The late Nicky D. Bacon, former Conway resident and the last of Arkansas’ Congressional Medal of Honor recipients, will be honored at a public memorial service Saturday at 11 a.m. at the Arkansas State Veterans Cemetery in Little Rock.
Bacon died at the age of 64 in his Rose Bud home on July 17.
Bacon was the last living of 25 Arkansas veterans to be recognized with the nation’s highest honor for bravery and heroic courage.
According to a White House citation, Bacon “distinguished himself while serving as a squad leader with the 1st Platoon, Company B, 4th Battalion, 21st Infantry, 11th Infantry Brigade, American Division, during an operation 26 August 1968, west of Tam Ky, Republic of Vietnam.”
The letter goes on to explain that while Company B came under fire, Bacon organized men and led them forward in an assault, advanced on a hostile bunker and destroyed it with grenades.
In the midst of the assault, several soldiers were wounded in an exposed position and Bacon, in a “singlehanded” effort, killed the opposing guncrew. He went on to assume command of a second platoon and further advanced the attack.
After two tours of duty in Vietnam, Bacon began his life’s work of advocating for his fellow veterans.
He served as director of the state Department of Veterans Affairs from 1993 to 2005, and he officiated many memorials and honoring ceremonies for highly decorated and fallen soldiers.
“If the slogan, well known and often used, God and country, had a poster boy, it would be Nicky D. Bacon. He loved God, his family, his friends and country,” former state Sen. Stanley Russ said.
When Russ was serving as acting governor of the state of Arkansas, he formed a committee to raise funds to establish a permanent memorial to holders of the Congressional Medal of Honor on Capitol grounds.
Bacon was appointed to the committee and the two became close associates.
“To me, he was the modern day Sgt. York. When it came to veteran affairs, his unwritten credo was ‘The difficult we do immediately, the impossible may take a little longer.’ In other words, he was a take charge, let’s get it done kind of leader. Not in the domineering fashion, but in a way that made you want to follow him,” Russ said.
State flags are being flown at half-staff until sundown in honor of Bacon.

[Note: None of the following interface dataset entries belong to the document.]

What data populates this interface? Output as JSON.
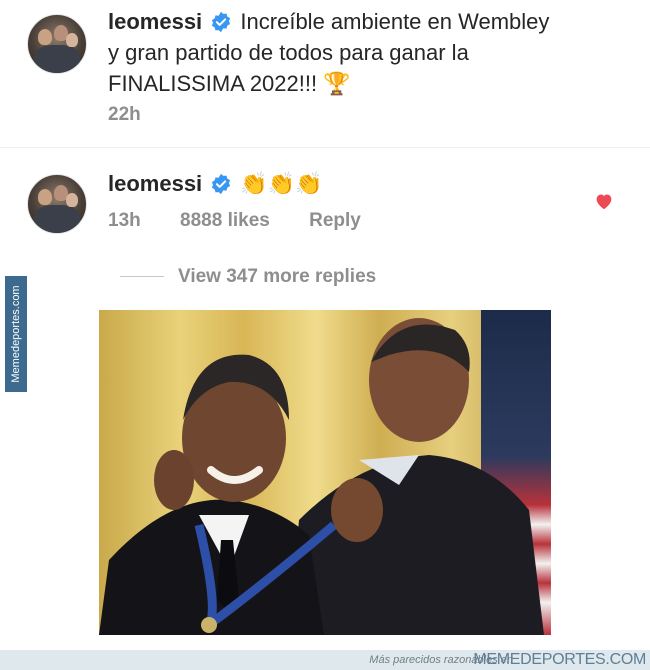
{
  "post": {
    "username": "leomessi",
    "caption_line1": "Increíble ambiente en Wembley",
    "caption_line2": "y gran partido de todos para ganar la",
    "caption_line3": "FINALISSIMA 2022!!! 🏆",
    "time": "22h"
  },
  "reply": {
    "username": "leomessi",
    "text": "👏👏👏",
    "time": "13h",
    "likes": "8888 likes",
    "reply_label": "Reply",
    "liked": true
  },
  "view_more": "View 347 more replies",
  "meme": {
    "description_icon": "medal-ceremony-photo"
  },
  "watermark": {
    "side_text": "Memedeportes.com",
    "bottom_text": "Más parecidos razonables en",
    "brand": "MEMEDEPORTES.COM"
  },
  "colors": {
    "verified": "#3897f0",
    "heart": "#ed4956",
    "muted": "#8e8e8e"
  }
}
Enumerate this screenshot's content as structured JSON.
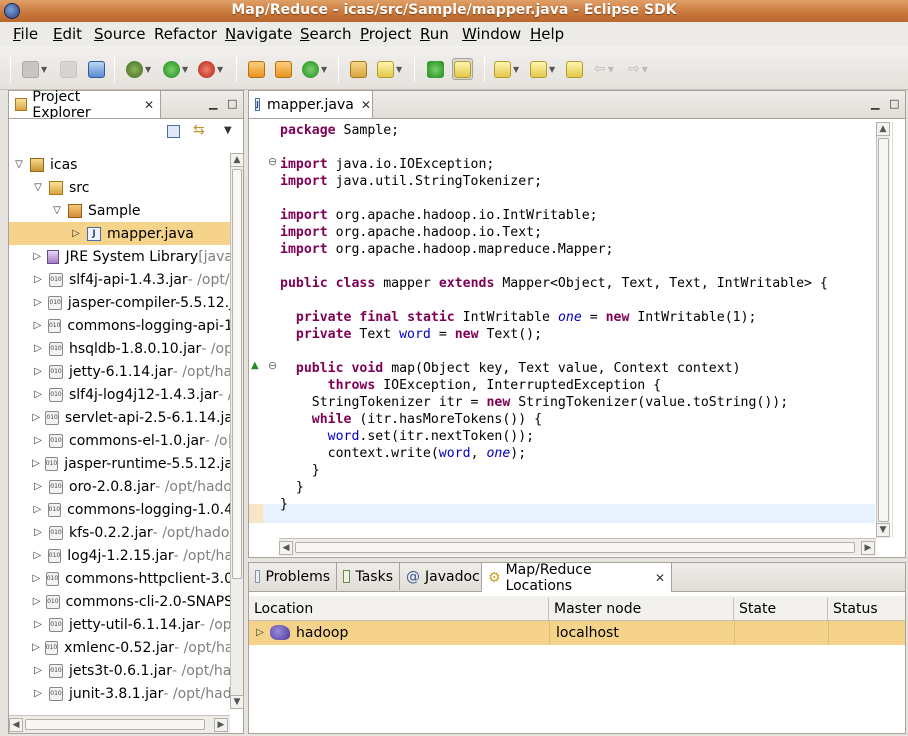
{
  "window": {
    "title": "Map/Reduce - icas/src/Sample/mapper.java - Eclipse SDK"
  },
  "menubar": [
    {
      "label": "File",
      "mnemonic": "F",
      "rest": "ile"
    },
    {
      "label": "Edit",
      "mnemonic": "E",
      "rest": "dit"
    },
    {
      "label": "Source",
      "mnemonic": "S",
      "rest": "ource"
    },
    {
      "label": "Refactor",
      "mnemonic": "",
      "rest": "Refactor"
    },
    {
      "label": "Navigate",
      "mnemonic": "N",
      "rest": "avigate"
    },
    {
      "label": "Search",
      "mnemonic": "S",
      "rest": "earch"
    },
    {
      "label": "Project",
      "mnemonic": "P",
      "rest": "roject"
    },
    {
      "label": "Run",
      "mnemonic": "R",
      "rest": "un"
    },
    {
      "label": "Window",
      "mnemonic": "W",
      "rest": "indow"
    },
    {
      "label": "Help",
      "mnemonic": "H",
      "rest": "elp"
    }
  ],
  "explorer": {
    "title": "Project Explorer",
    "tree": [
      {
        "name": "icas",
        "detail": ""
      },
      {
        "name": "src",
        "detail": ""
      },
      {
        "name": "Sample",
        "detail": ""
      },
      {
        "name": "mapper.java",
        "detail": ""
      },
      {
        "name": "JRE System Library",
        "detail": " [java"
      },
      {
        "name": "slf4j-api-1.4.3.jar",
        "detail": " - /opt/"
      },
      {
        "name": "jasper-compiler-5.5.12.j",
        "detail": ""
      },
      {
        "name": "commons-logging-api-1",
        "detail": ""
      },
      {
        "name": "hsqldb-1.8.0.10.jar",
        "detail": " - /op"
      },
      {
        "name": "jetty-6.1.14.jar",
        "detail": " - /opt/ha"
      },
      {
        "name": "slf4j-log4j12-1.4.3.jar",
        "detail": " - /"
      },
      {
        "name": "servlet-api-2.5-6.1.14.ja",
        "detail": ""
      },
      {
        "name": "commons-el-1.0.jar",
        "detail": " - /o|"
      },
      {
        "name": "jasper-runtime-5.5.12.ja",
        "detail": ""
      },
      {
        "name": "oro-2.0.8.jar",
        "detail": " - /opt/hado"
      },
      {
        "name": "commons-logging-1.0.4",
        "detail": ""
      },
      {
        "name": "kfs-0.2.2.jar",
        "detail": " - /opt/hado"
      },
      {
        "name": "log4j-1.2.15.jar",
        "detail": " - /opt/ha"
      },
      {
        "name": "commons-httpclient-3.0",
        "detail": ""
      },
      {
        "name": "commons-cli-2.0-SNAPS",
        "detail": ""
      },
      {
        "name": "jetty-util-6.1.14.jar",
        "detail": " - /op"
      },
      {
        "name": "xmlenc-0.52.jar",
        "detail": " - /opt/ha"
      },
      {
        "name": "jets3t-0.6.1.jar",
        "detail": " - /opt/ha"
      },
      {
        "name": "junit-3.8.1.jar",
        "detail": " - /opt/had"
      }
    ]
  },
  "editor": {
    "tab": "mapper.java",
    "code": [
      [
        {
          "t": "kw",
          "s": "package"
        },
        {
          "t": "",
          "s": " Sample;"
        }
      ],
      [],
      [
        {
          "t": "kw",
          "s": "import"
        },
        {
          "t": "",
          "s": " java.io.IOException;"
        }
      ],
      [
        {
          "t": "kw",
          "s": "import"
        },
        {
          "t": "",
          "s": " java.util.StringTokenizer;"
        }
      ],
      [],
      [
        {
          "t": "kw",
          "s": "import"
        },
        {
          "t": "",
          "s": " org.apache.hadoop.io.IntWritable;"
        }
      ],
      [
        {
          "t": "kw",
          "s": "import"
        },
        {
          "t": "",
          "s": " org.apache.hadoop.io.Text;"
        }
      ],
      [
        {
          "t": "kw",
          "s": "import"
        },
        {
          "t": "",
          "s": " org.apache.hadoop.mapreduce.Mapper;"
        }
      ],
      [],
      [
        {
          "t": "kw",
          "s": "public"
        },
        {
          "t": "",
          "s": " "
        },
        {
          "t": "kw",
          "s": "class"
        },
        {
          "t": "",
          "s": " mapper "
        },
        {
          "t": "kw",
          "s": "extends"
        },
        {
          "t": "",
          "s": " Mapper<Object, Text, Text, IntWritable> {"
        }
      ],
      [],
      [
        {
          "t": "",
          "s": "  "
        },
        {
          "t": "kw",
          "s": "private"
        },
        {
          "t": "",
          "s": " "
        },
        {
          "t": "kw",
          "s": "final"
        },
        {
          "t": "",
          "s": " "
        },
        {
          "t": "kw",
          "s": "static"
        },
        {
          "t": "",
          "s": " IntWritable "
        },
        {
          "t": "sfld",
          "s": "one"
        },
        {
          "t": "",
          "s": " = "
        },
        {
          "t": "kw",
          "s": "new"
        },
        {
          "t": "",
          "s": " IntWritable(1);"
        }
      ],
      [
        {
          "t": "",
          "s": "  "
        },
        {
          "t": "kw",
          "s": "private"
        },
        {
          "t": "",
          "s": " Text "
        },
        {
          "t": "fld",
          "s": "word"
        },
        {
          "t": "",
          "s": " = "
        },
        {
          "t": "kw",
          "s": "new"
        },
        {
          "t": "",
          "s": " Text();"
        }
      ],
      [],
      [
        {
          "t": "",
          "s": "  "
        },
        {
          "t": "kw",
          "s": "public"
        },
        {
          "t": "",
          "s": " "
        },
        {
          "t": "kw",
          "s": "void"
        },
        {
          "t": "",
          "s": " map(Object key, Text value, Context context)"
        }
      ],
      [
        {
          "t": "",
          "s": "      "
        },
        {
          "t": "kw",
          "s": "throws"
        },
        {
          "t": "",
          "s": " IOException, InterruptedException {"
        }
      ],
      [
        {
          "t": "",
          "s": "    StringTokenizer itr = "
        },
        {
          "t": "kw",
          "s": "new"
        },
        {
          "t": "",
          "s": " StringTokenizer(value.toString());"
        }
      ],
      [
        {
          "t": "",
          "s": "    "
        },
        {
          "t": "kw",
          "s": "while"
        },
        {
          "t": "",
          "s": " (itr.hasMoreTokens()) {"
        }
      ],
      [
        {
          "t": "",
          "s": "      "
        },
        {
          "t": "fld",
          "s": "word"
        },
        {
          "t": "",
          "s": ".set(itr.nextToken());"
        }
      ],
      [
        {
          "t": "",
          "s": "      context.write("
        },
        {
          "t": "fld",
          "s": "word"
        },
        {
          "t": "",
          "s": ", "
        },
        {
          "t": "sfld",
          "s": "one"
        },
        {
          "t": "",
          "s": ");"
        }
      ],
      [
        {
          "t": "",
          "s": "    }"
        }
      ],
      [
        {
          "t": "",
          "s": "  }"
        }
      ],
      [
        {
          "t": "",
          "s": "}"
        }
      ]
    ]
  },
  "bottom": {
    "tabs": [
      "Problems",
      "Tasks",
      "Javadoc",
      "Map/Reduce Locations"
    ],
    "columns": [
      "Location",
      "Master node",
      "State",
      "Status"
    ],
    "rows": [
      {
        "location": "hadoop",
        "master": "localhost",
        "state": "",
        "status": ""
      }
    ]
  }
}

(Staff writer Courtney Spradlin can be reached by e-mail at firstname.lastname@example.org or by phone at 505-1236. To comment on this and other stories in the Log Cabin, log on to www.thecabin.net. Send us your news at www.thecabin.net/submit)